    Joined:
    Feb 4, 2013
    Oddometer:
    58
    Location:
    Far North Coast NSW
    Thanks Bull, always a pleasure to read your ride reports, & the older photo's made it even more fascinating. Cheers for sharing your tracks on TAUT, great to be able to use bits an pieces when riding those area's. :clap
    #16
  17. MacMan

    MacMan Been here awhile

    Joined:
    Jun 21, 2007
    Oddometer:
    882
    Location:
    Outer NW Melbourne
    Tops!
    #17
  18. Valleyam

    Valleyam South Australian Tiger resistance group

    Joined:
    Jul 10, 2011
    Oddometer:
    494
    Location:
    Angaston, Barossa Valley, South Australia.
    Great Report. Thoroughly enjoyed it. Looks like you had a great time. Shame some of the tracks were locked that you planned to use.
    #18
  19. JagLite

    JagLite Long timer

    Joined:
    Jun 17, 2010
    Oddometer:
    4,341
    Location:
    Anchorage Alaska
    Magnificent! :clap
    Thanks for bring us along for the ride :thumb :ricky
    #19
  20. JimRidesThis

    JimRidesThis Local celebrity

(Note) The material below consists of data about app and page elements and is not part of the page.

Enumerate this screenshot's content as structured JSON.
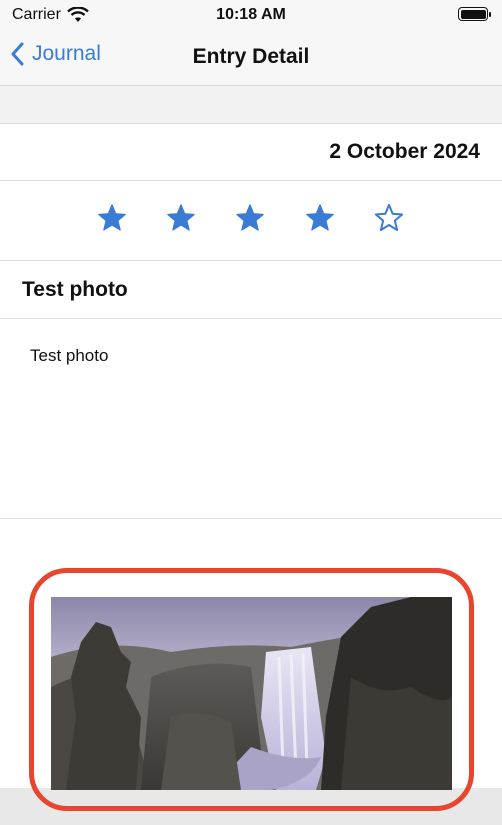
{
  "status_bar": {
    "carrier": "Carrier",
    "time": "10:18 AM",
    "wifi_icon": "wifi-icon",
    "battery_icon": "battery-icon",
    "battery_level": 1.0
  },
  "nav": {
    "back_label": "Journal",
    "back_icon": "chevron-left-icon",
    "title": "Entry Detail"
  },
  "entry": {
    "date": "2 October 2024",
    "rating": 4,
    "rating_max": 5,
    "title": "Test photo",
    "body": "Test photo",
    "photo": "waterfall-photo"
  },
  "colors": {
    "accent": "#3a7bd5",
    "highlight": "#e8452f"
  }
}
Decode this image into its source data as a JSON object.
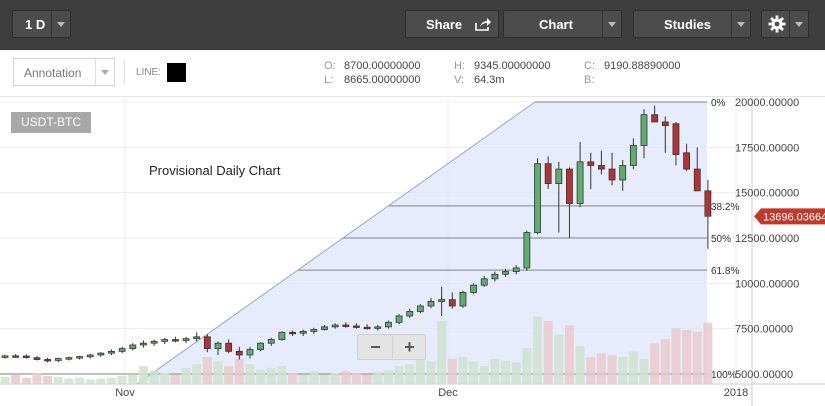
{
  "toolbar": {
    "interval": "1 D",
    "share": "Share",
    "chart": "Chart",
    "studies": "Studies",
    "settings_icon": "gear-icon",
    "share_icon": "share-arrow-icon"
  },
  "annotation": {
    "label": "Annotation",
    "line_label": "LINE:",
    "line_color": "#000000"
  },
  "ohlc": {
    "o_label": "O:",
    "o": "8700.00000000",
    "l_label": "L:",
    "l": "8665.00000000",
    "h_label": "H:",
    "h": "9345.00000000",
    "v_label": "V:",
    "v": "64.3m",
    "c_label": "C:",
    "c": "9190.88890000",
    "b_label": "B:",
    "b": ""
  },
  "pair": "USDT-BTC",
  "chart_data": {
    "type": "candlestick",
    "title": "Provisional Daily Chart",
    "y_ticks": [
      "20000.00000",
      "17500.00000",
      "15000.00000",
      "12500.00000",
      "10000.00000",
      "7500.00000",
      "5000.00000"
    ],
    "y_tick_values": [
      20000,
      17500,
      15000,
      12500,
      10000,
      7500,
      5000
    ],
    "ylim": [
      4800,
      20400
    ],
    "x_ticks": [
      "Nov",
      "Dec",
      "2018"
    ],
    "current_price": "13696.03664",
    "current_price_color": "#c0392b",
    "up_color": "#5fae6e",
    "down_color": "#b53232",
    "fib_levels": [
      {
        "label": "0%",
        "value": 20000
      },
      {
        "label": "38.2%",
        "value": 14270
      },
      {
        "label": "50%",
        "value": 12500
      },
      {
        "label": "61.8%",
        "value": 10730
      },
      {
        "label": "100%",
        "value": 5000
      }
    ],
    "candles": [
      [
        5950,
        6050,
        5850,
        6000
      ],
      [
        6000,
        6100,
        5900,
        5980
      ],
      [
        5990,
        6080,
        5850,
        5920
      ],
      [
        5900,
        5980,
        5750,
        5800
      ],
      [
        5800,
        5900,
        5650,
        5740
      ],
      [
        5750,
        5900,
        5650,
        5850
      ],
      [
        5850,
        5950,
        5750,
        5900
      ],
      [
        5900,
        6000,
        5800,
        5960
      ],
      [
        5950,
        6100,
        5850,
        6050
      ],
      [
        6050,
        6200,
        5950,
        6150
      ],
      [
        6150,
        6350,
        6050,
        6250
      ],
      [
        6250,
        6500,
        6150,
        6400
      ],
      [
        6400,
        6700,
        6300,
        6600
      ],
      [
        6600,
        6850,
        6450,
        6700
      ],
      [
        6700,
        6900,
        6550,
        6800
      ],
      [
        6800,
        7000,
        6650,
        6900
      ],
      [
        6900,
        7050,
        6750,
        6850
      ],
      [
        6850,
        7050,
        6700,
        6950
      ],
      [
        6950,
        7300,
        6800,
        7050
      ],
      [
        7050,
        7200,
        6200,
        6400
      ],
      [
        6400,
        6800,
        6050,
        6700
      ],
      [
        6700,
        6900,
        6150,
        6250
      ],
      [
        6250,
        6500,
        5800,
        6050
      ],
      [
        6050,
        6500,
        5850,
        6350
      ],
      [
        6350,
        6750,
        6250,
        6700
      ],
      [
        6700,
        7000,
        6550,
        6900
      ],
      [
        6900,
        7350,
        6850,
        7300
      ],
      [
        7300,
        7400,
        7100,
        7250
      ],
      [
        7250,
        7450,
        7100,
        7350
      ],
      [
        7350,
        7550,
        7200,
        7450
      ],
      [
        7450,
        7700,
        7400,
        7600
      ],
      [
        7600,
        7800,
        7500,
        7700
      ],
      [
        7700,
        7850,
        7550,
        7650
      ],
      [
        7650,
        7800,
        7500,
        7580
      ],
      [
        7580,
        7750,
        7450,
        7550
      ],
      [
        7550,
        7700,
        7400,
        7600
      ],
      [
        7600,
        7950,
        7500,
        7850
      ],
      [
        7850,
        8300,
        7750,
        8200
      ],
      [
        8200,
        8600,
        8100,
        8450
      ],
      [
        8450,
        8850,
        8350,
        8750
      ],
      [
        8750,
        9200,
        8650,
        9000
      ],
      [
        9000,
        9800,
        8200,
        9100
      ],
      [
        9100,
        9500,
        8600,
        8750
      ],
      [
        8750,
        9600,
        8650,
        9500
      ],
      [
        9500,
        10000,
        9400,
        9900
      ],
      [
        9900,
        10400,
        9800,
        10250
      ],
      [
        10250,
        10650,
        10100,
        10500
      ],
      [
        10500,
        10800,
        10350,
        10650
      ],
      [
        10650,
        11000,
        10500,
        10850
      ],
      [
        10850,
        12900,
        10700,
        12800
      ],
      [
        12800,
        16900,
        12700,
        16600
      ],
      [
        16600,
        17000,
        15200,
        15500
      ],
      [
        15500,
        16700,
        12800,
        16300
      ],
      [
        16300,
        16400,
        12500,
        14400
      ],
      [
        14400,
        17800,
        14200,
        16700
      ],
      [
        16700,
        17200,
        15200,
        16500
      ],
      [
        16500,
        17300,
        16000,
        16300
      ],
      [
        16300,
        17200,
        15400,
        15700
      ],
      [
        15700,
        16800,
        15100,
        16500
      ],
      [
        16500,
        18000,
        16300,
        17600
      ],
      [
        17600,
        19600,
        16900,
        19300
      ],
      [
        19300,
        19800,
        18900,
        18900
      ],
      [
        18900,
        19200,
        17200,
        18700
      ],
      [
        18800,
        18900,
        16500,
        17100
      ],
      [
        17200,
        17700,
        16200,
        16300
      ],
      [
        16300,
        17500,
        15600,
        15100
      ],
      [
        15100,
        15700,
        11900,
        13700
      ]
    ],
    "volumes": [
      0.08,
      0.1,
      0.07,
      0.12,
      0.09,
      0.08,
      0.06,
      0.07,
      0.05,
      0.06,
      0.07,
      0.09,
      0.1,
      0.2,
      0.15,
      0.12,
      0.1,
      0.18,
      0.22,
      0.3,
      0.25,
      0.2,
      0.28,
      0.22,
      0.16,
      0.18,
      0.2,
      0.12,
      0.1,
      0.14,
      0.1,
      0.12,
      0.14,
      0.12,
      0.1,
      0.13,
      0.15,
      0.2,
      0.22,
      0.3,
      0.25,
      0.7,
      0.28,
      0.3,
      0.25,
      0.2,
      0.28,
      0.26,
      0.24,
      0.4,
      0.75,
      0.7,
      0.55,
      0.65,
      0.42,
      0.3,
      0.34,
      0.32,
      0.3,
      0.36,
      0.28,
      0.45,
      0.5,
      0.62,
      0.6,
      0.58,
      0.68
    ]
  }
}
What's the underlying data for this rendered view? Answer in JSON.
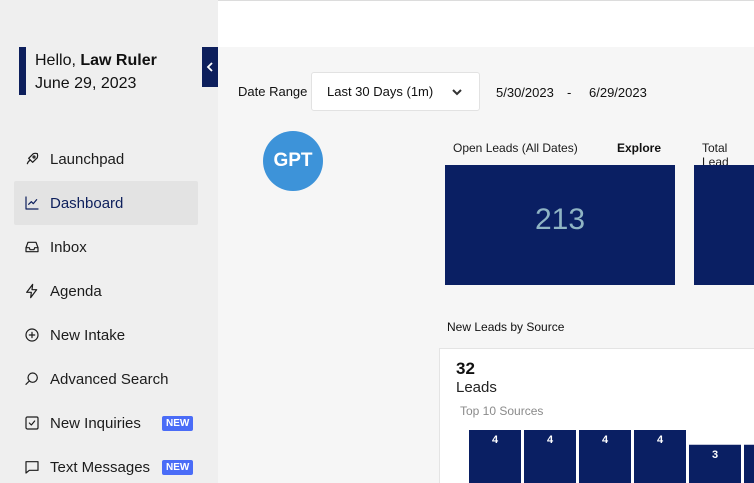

    Joined:
    Jan 2, 2012
    Oddometer:
    678
    Location:
    Cumbria, UK
    Fantastic report and pictures, and thanks for the Trans Australia Trails link. My brother lives in Adelaide (Coromandel Valley?) and I have a friend just south of Brisbane (Redland Bay). I must get out there to see them both and fit in a big bike trip in between!
    #20
    bull600 likes this.